Print what the records say exactly, and omit the pictures.

:: Data excerpts ::
———

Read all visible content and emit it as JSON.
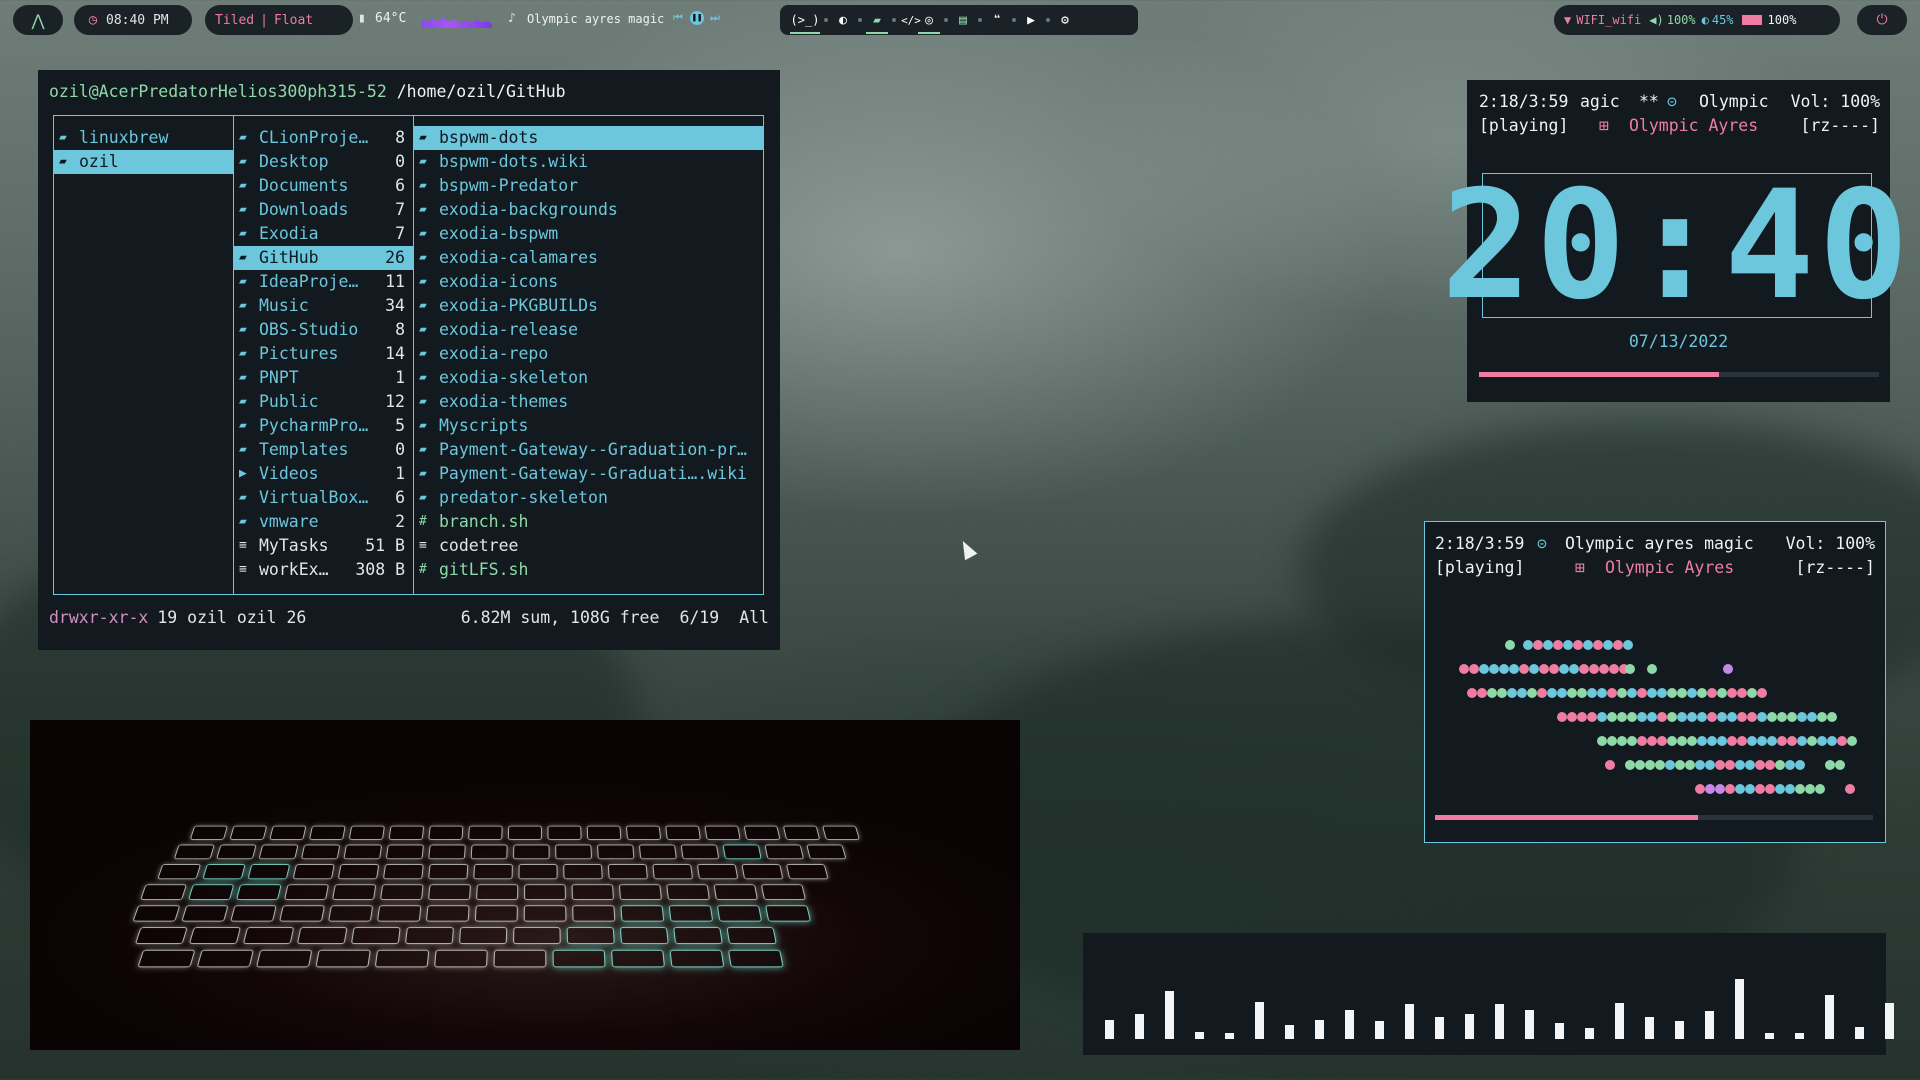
{
  "topbar": {
    "logo_icon": "arch-arrow-icon",
    "time": "08:40 PM",
    "layout_tiled": "Tiled",
    "layout_sep": "|",
    "layout_float": "Float",
    "temperature": "64°C",
    "now_playing": "Olympic ayres magic",
    "wifi": "WIFI_wifi",
    "volume": "100%",
    "brightness": "45%",
    "battery": "100%"
  },
  "filemanager": {
    "user_host": "ozil@AcerPredatorHelios300ph315-52",
    "path": "/home/ozil/GitHub",
    "col1": [
      {
        "name": "linuxbrew",
        "count": ""
      },
      {
        "name": "ozil",
        "count": ""
      }
    ],
    "col2": [
      {
        "name": "CLionProje…",
        "count": "8"
      },
      {
        "name": "Desktop",
        "count": "0"
      },
      {
        "name": "Documents",
        "count": "6"
      },
      {
        "name": "Downloads",
        "count": "7"
      },
      {
        "name": "Exodia",
        "count": "7"
      },
      {
        "name": "GitHub",
        "count": "26"
      },
      {
        "name": "IdeaProje…",
        "count": "11"
      },
      {
        "name": "Music",
        "count": "34"
      },
      {
        "name": "OBS-Studio",
        "count": "8"
      },
      {
        "name": "Pictures",
        "count": "14"
      },
      {
        "name": "PNPT",
        "count": "1"
      },
      {
        "name": "Public",
        "count": "12"
      },
      {
        "name": "PycharmPro…",
        "count": "5"
      },
      {
        "name": "Templates",
        "count": "0"
      },
      {
        "name": "Videos",
        "count": "1"
      },
      {
        "name": "VirtualBox…",
        "count": "6"
      },
      {
        "name": "vmware",
        "count": "2"
      },
      {
        "name": "MyTasks",
        "count": "51 B"
      },
      {
        "name": "workEx…",
        "count": "308 B"
      }
    ],
    "col3": [
      "bspwm-dots",
      "bspwm-dots.wiki",
      "bspwm-Predator",
      "exodia-backgrounds",
      "exodia-bspwm",
      "exodia-calamares",
      "exodia-icons",
      "exodia-PKGBUILDs",
      "exodia-release",
      "exodia-repo",
      "exodia-skeleton",
      "exodia-themes",
      "Myscripts",
      "Payment-Gateway--Graduation-pr…",
      "Payment-Gateway--Graduati….wiki",
      "predator-skeleton",
      "branch.sh",
      "codetree",
      "gitLFS.sh"
    ],
    "status": {
      "perms": "drwxr-xr-x",
      "info": "19 ozil ozil 26",
      "summary": "6.82M sum, 108G free",
      "position": "6/19",
      "scope": "All"
    }
  },
  "clock_widget": {
    "line1_time": "2:18/3:59",
    "line1_title": "agic",
    "line1_mark": "**",
    "line1_artist": "Olympic",
    "line1_vol": "Vol: 100%",
    "line2_state": "[playing]",
    "line2_album": "Olympic Ayres",
    "line2_flags": "[rz----]",
    "clock": "20:40",
    "date": "07/13/2022",
    "progress": 0.6
  },
  "music_widget": {
    "line1_time": "2:18/3:59",
    "line1_title": "Olympic ayres magic",
    "line1_vol": "Vol: 100%",
    "line2_state": "[playing]",
    "line2_album": "Olympic Ayres",
    "line2_flags": "[rz----]",
    "progress": 0.6
  },
  "colors": {
    "accent_cyan": "#6cc6dc",
    "accent_pink": "#f07ca1",
    "accent_green": "#8fd9a8",
    "panel_bg": "#121a20"
  },
  "visualizer_levels": [
    0.32,
    0.42,
    0.8,
    0.12,
    0.08,
    0.62,
    0.24,
    0.32,
    0.48,
    0.3,
    0.58,
    0.36,
    0.42,
    0.58,
    0.48,
    0.26,
    0.18,
    0.6,
    0.36,
    0.3,
    0.46,
    1.0,
    0.08,
    0.06,
    0.74,
    0.2,
    0.6
  ]
}
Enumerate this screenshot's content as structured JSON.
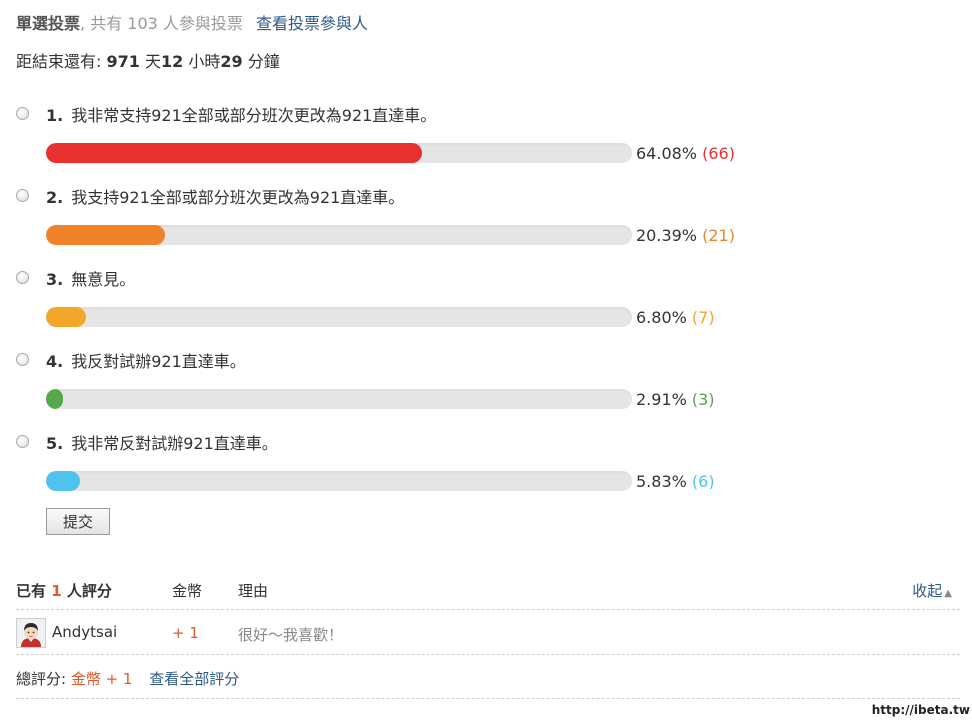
{
  "poll": {
    "type_label": "單選投票",
    "sep": ",",
    "participants_prefix": " 共有 ",
    "participants_count": "103",
    "participants_suffix": " 人參與投票",
    "view_voters_link": "查看投票參與人"
  },
  "countdown": {
    "prefix": "距結束還有: ",
    "days": "971",
    "days_unit": " 天",
    "hours": "12",
    "hours_unit": " 小時",
    "minutes": "29",
    "minutes_unit": " 分鐘"
  },
  "options": [
    {
      "num": "1.",
      "text": "我非常支持921全部或部分班次更改為921直達車。",
      "percent_label": "64.08%",
      "percent": 64.08,
      "votes_label": "(66)",
      "color": "#e8302e"
    },
    {
      "num": "2.",
      "text": "我支持921全部或部分班次更改為921直達車。",
      "percent_label": "20.39%",
      "percent": 20.39,
      "votes_label": "(21)",
      "color": "#f0822a"
    },
    {
      "num": "3.",
      "text": "無意見。",
      "percent_label": "6.80%",
      "percent": 6.8,
      "votes_label": "(7)",
      "color": "#f2a72a"
    },
    {
      "num": "4.",
      "text": "我反對試辦921直達車。",
      "percent_label": "2.91%",
      "percent": 2.91,
      "votes_label": "(3)",
      "color": "#55a84a"
    },
    {
      "num": "5.",
      "text": "我非常反對試辦921直達車。",
      "percent_label": "5.83%",
      "percent": 5.83,
      "votes_label": "(6)",
      "color": "#4ec3ee"
    }
  ],
  "submit_label": "提交",
  "ratings": {
    "header_prefix": "已有 ",
    "header_count": "1",
    "header_suffix": " 人評分",
    "col_coin": "金幣",
    "col_reason": "理由",
    "collapse_label": "收起",
    "rows": [
      {
        "user": "Andytsai",
        "coins": "+ 1",
        "reason": "很好～我喜歡！"
      }
    ],
    "total_label": "總評分: ",
    "total_value": "金幣 + 1",
    "view_all_link": "查看全部評分"
  },
  "watermark": "http://ibeta.tw"
}
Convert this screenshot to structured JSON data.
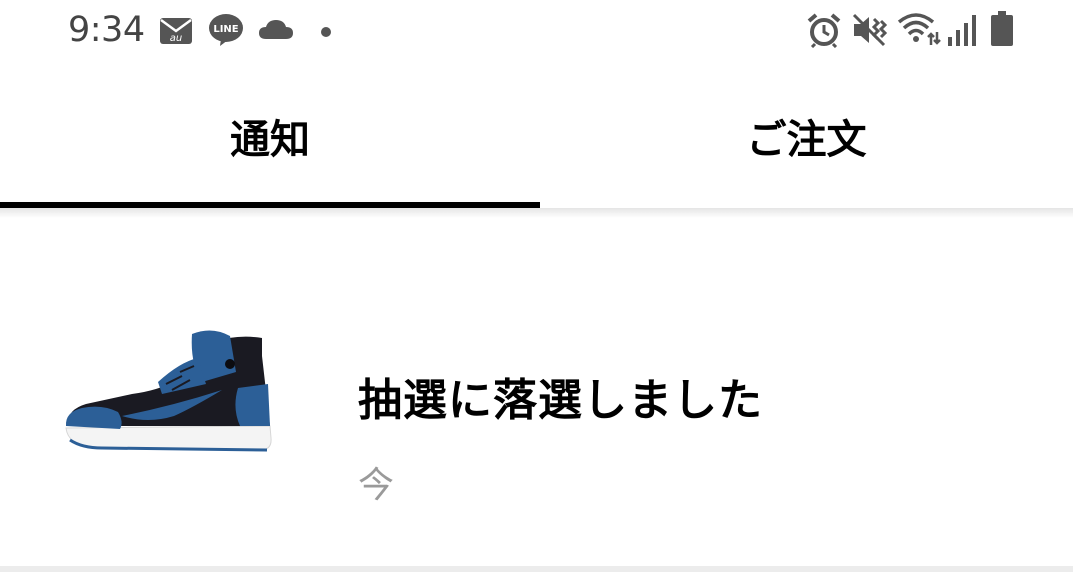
{
  "status_bar": {
    "time": "9:34",
    "notification_icons": [
      "mail-icon",
      "line-icon",
      "cloud-icon",
      "dot-icon"
    ],
    "system_icons": [
      "alarm-icon",
      "mute-icon",
      "wifi-icon",
      "signal-icon",
      "battery-icon"
    ],
    "mail_badge": "au",
    "line_label": "LINE"
  },
  "tabs": [
    {
      "label": "通知",
      "selected": true
    },
    {
      "label": "ご注文",
      "selected": false
    }
  ],
  "notifications": [
    {
      "title": "抽選に落選しました",
      "time": "今",
      "thumbnail": "sneaker-image"
    }
  ],
  "colors": {
    "text": "#000000",
    "muted": "#9a9a9a",
    "status_icons": "#555555",
    "indicator": "#000000",
    "sneaker_blue": "#2c5f97",
    "sneaker_black": "#1a1a22"
  }
}
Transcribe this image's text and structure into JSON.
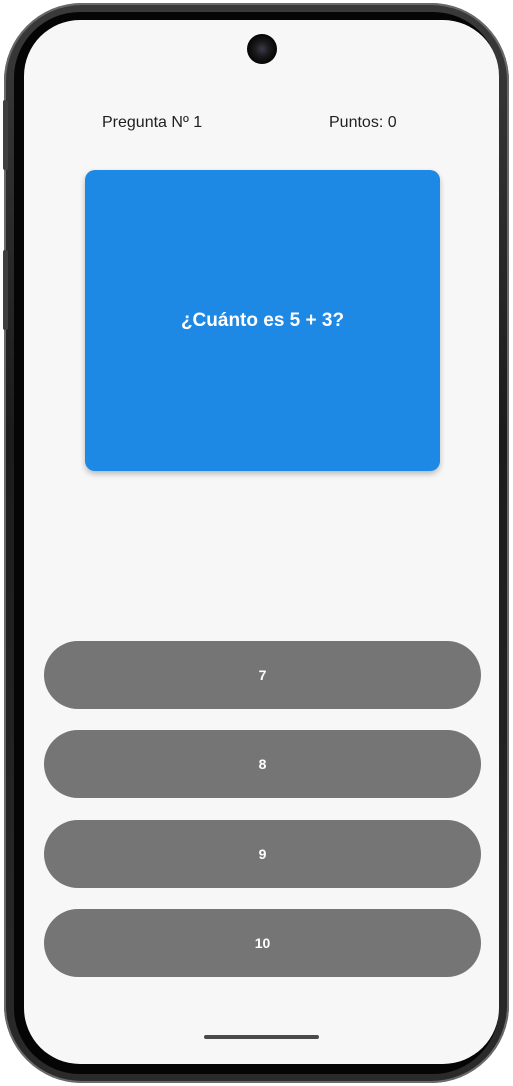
{
  "header": {
    "question_number": "Pregunta Nº 1",
    "score": "Puntos: 0"
  },
  "question": {
    "text": "¿Cuánto es 5 + 3?"
  },
  "answers": [
    {
      "label": "7"
    },
    {
      "label": "8"
    },
    {
      "label": "9"
    },
    {
      "label": "10"
    }
  ],
  "colors": {
    "card": "#1e88e5",
    "answer_button": "#757575",
    "background": "#f7f7f7"
  }
}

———

:: Exercise solution ::
Read all visible content and emit it as JSON.
{
  "topbar": {
    "logo_icon": "arch-arrow-icon",
    "time": "08:40 PM",
    "layout_tiled": "Tiled",
    "layout_sep": "|",
    "layout_float": "Float",
    "temperature": "64°C",
    "now_playing": "Olympic ayres magic",
    "wifi": "WIFI_wifi",
    "volume": "100%",
    "brightness": "45%",
    "battery": "100%"
  },
  "filemanager": {
    "user_host": "ozil@AcerPredatorHelios300ph315-52",
    "path": "/home/ozil/GitHub",
    "col1": [
      {
        "name": "linuxbrew",
        "count": ""
      },
      {
        "name": "ozil",
        "count": ""
      }
    ],
    "col2": [
      {
        "name": "CLionProje…",
        "count": "8"
      },
      {
        "name": "Desktop",
        "count": "0"
      },
      {
        "name": "Documents",
        "count": "6"
      },
      {
        "name": "Downloads",
        "count": "7"
      },
      {
        "name": "Exodia",
        "count": "7"
      },
      {
        "name": "GitHub",
        "count": "26"
      },
      {
        "name": "IdeaProje…",
        "count": "11"
      },
      {
        "name": "Music",
        "count": "34"
      },
      {
        "name": "OBS-Studio",
        "count": "8"
      },
      {
        "name": "Pictures",
        "count": "14"
      },
      {
        "name": "PNPT",
        "count": "1"
      },
      {
        "name": "Public",
        "count": "12"
      },
      {
        "name": "PycharmPro…",
        "count": "5"
      },
      {
        "name": "Templates",
        "count": "0"
      },
      {
        "name": "Videos",
        "count": "1"
      },
      {
        "name": "VirtualBox…",
        "count": "6"
      },
      {
        "name": "vmware",
        "count": "2"
      },
      {
        "name": "MyTasks",
        "count": "51 B"
      },
      {
        "name": "workEx…",
        "count": "308 B"
      }
    ],
    "col3": [
      "bspwm-dots",
      "bspwm-dots.wiki",
      "bspwm-Predator",
      "exodia-backgrounds",
      "exodia-bspwm",
      "exodia-calamares",
      "exodia-icons",
      "exodia-PKGBUILDs",
      "exodia-release",
      "exodia-repo",
      "exodia-skeleton",
      "exodia-themes",
      "Myscripts",
      "Payment-Gateway--Graduation-pr…",
      "Payment-Gateway--Graduati….wiki",
      "predator-skeleton",
      "branch.sh",
      "codetree",
      "gitLFS.sh"
    ],
    "status": {
      "perms": "drwxr-xr-x",
      "info": "19 ozil ozil 26",
      "summary": "6.82M sum, 108G free",
      "position": "6/19",
      "scope": "All"
    }
  },
  "clock_widget": {
    "line1_time": "2:18/3:59",
    "line1_title": "agic",
    "line1_mark": "**",
    "line1_artist": "Olympic",
    "line1_vol": "Vol: 100%",
    "line2_state": "[playing]",
    "line2_album": "Olympic Ayres",
    "line2_flags": "[rz----]",
    "clock": "20:40",
    "date": "07/13/2022",
    "progress": 0.6
  },
  "music_widget": {
    "line1_time": "2:18/3:59",
    "line1_title": "Olympic ayres magic",
    "line1_vol": "Vol: 100%",
    "line2_state": "[playing]",
    "line2_album": "Olympic Ayres",
    "line2_flags": "[rz----]",
    "progress": 0.6
  },
  "colors": {
    "accent_cyan": "#6cc6dc",
    "accent_pink": "#f07ca1",
    "accent_green": "#8fd9a8",
    "panel_bg": "#121a20"
  },
  "visualizer_levels": [
    0.32,
    0.42,
    0.8,
    0.12,
    0.08,
    0.62,
    0.24,
    0.32,
    0.48,
    0.3,
    0.58,
    0.36,
    0.42,
    0.58,
    0.48,
    0.26,
    0.18,
    0.6,
    0.36,
    0.3,
    0.46,
    1.0,
    0.08,
    0.06,
    0.74,
    0.2,
    0.6
  ]
}
Enumerate this screenshot's content as structured JSON.
{
  "poll": {
    "type_label": "單選投票",
    "sep": ",",
    "participants_prefix": " 共有 ",
    "participants_count": "103",
    "participants_suffix": " 人參與投票",
    "view_voters_link": "查看投票參與人"
  },
  "countdown": {
    "prefix": "距結束還有: ",
    "days": "971",
    "days_unit": " 天",
    "hours": "12",
    "hours_unit": " 小時",
    "minutes": "29",
    "minutes_unit": " 分鐘"
  },
  "options": [
    {
      "num": "1.",
      "text": "我非常支持921全部或部分班次更改為921直達車。",
      "percent_label": "64.08%",
      "percent": 64.08,
      "votes_label": "(66)",
      "color": "#e8302e"
    },
    {
      "num": "2.",
      "text": "我支持921全部或部分班次更改為921直達車。",
      "percent_label": "20.39%",
      "percent": 20.39,
      "votes_label": "(21)",
      "color": "#f0822a"
    },
    {
      "num": "3.",
      "text": "無意見。",
      "percent_label": "6.80%",
      "percent": 6.8,
      "votes_label": "(7)",
      "color": "#f2a72a"
    },
    {
      "num": "4.",
      "text": "我反對試辦921直達車。",
      "percent_label": "2.91%",
      "percent": 2.91,
      "votes_label": "(3)",
      "color": "#55a84a"
    },
    {
      "num": "5.",
      "text": "我非常反對試辦921直達車。",
      "percent_label": "5.83%",
      "percent": 5.83,
      "votes_label": "(6)",
      "color": "#4ec3ee"
    }
  ],
  "submit_label": "提交",
  "ratings": {
    "header_prefix": "已有 ",
    "header_count": "1",
    "header_suffix": " 人評分",
    "col_coin": "金幣",
    "col_reason": "理由",
    "collapse_label": "收起",
    "rows": [
      {
        "user": "Andytsai",
        "coins": "+ 1",
        "reason": "很好～我喜歡！"
      }
    ],
    "total_label": "總評分: ",
    "total_value": "金幣 + 1",
    "view_all_link": "查看全部評分"
  },
  "watermark": "http://ibeta.tw"
}
Convert this screenshot to structured JSON data.
{
  "status_bar": {
    "time": "9:34",
    "notification_icons": [
      "mail-icon",
      "line-icon",
      "cloud-icon",
      "dot-icon"
    ],
    "system_icons": [
      "alarm-icon",
      "mute-icon",
      "wifi-icon",
      "signal-icon",
      "battery-icon"
    ],
    "mail_badge": "au",
    "line_label": "LINE"
  },
  "tabs": [
    {
      "label": "通知",
      "selected": true
    },
    {
      "label": "ご注文",
      "selected": false
    }
  ],
  "notifications": [
    {
      "title": "抽選に落選しました",
      "time": "今",
      "thumbnail": "sneaker-image"
    }
  ],
  "colors": {
    "text": "#000000",
    "muted": "#9a9a9a",
    "status_icons": "#555555",
    "indicator": "#000000",
    "sneaker_blue": "#2c5f97",
    "sneaker_black": "#1a1a22"
  }
}
Transcribe this image's text and structure into JSON.
{
  "header": {
    "question_number": "Pregunta Nº 1",
    "score": "Puntos: 0"
  },
  "question": {
    "text": "¿Cuánto es 5 + 3?"
  },
  "answers": [
    {
      "label": "7"
    },
    {
      "label": "8"
    },
    {
      "label": "9"
    },
    {
      "label": "10"
    }
  ],
  "colors": {
    "card": "#1e88e5",
    "answer_button": "#757575",
    "background": "#f7f7f7"
  }
}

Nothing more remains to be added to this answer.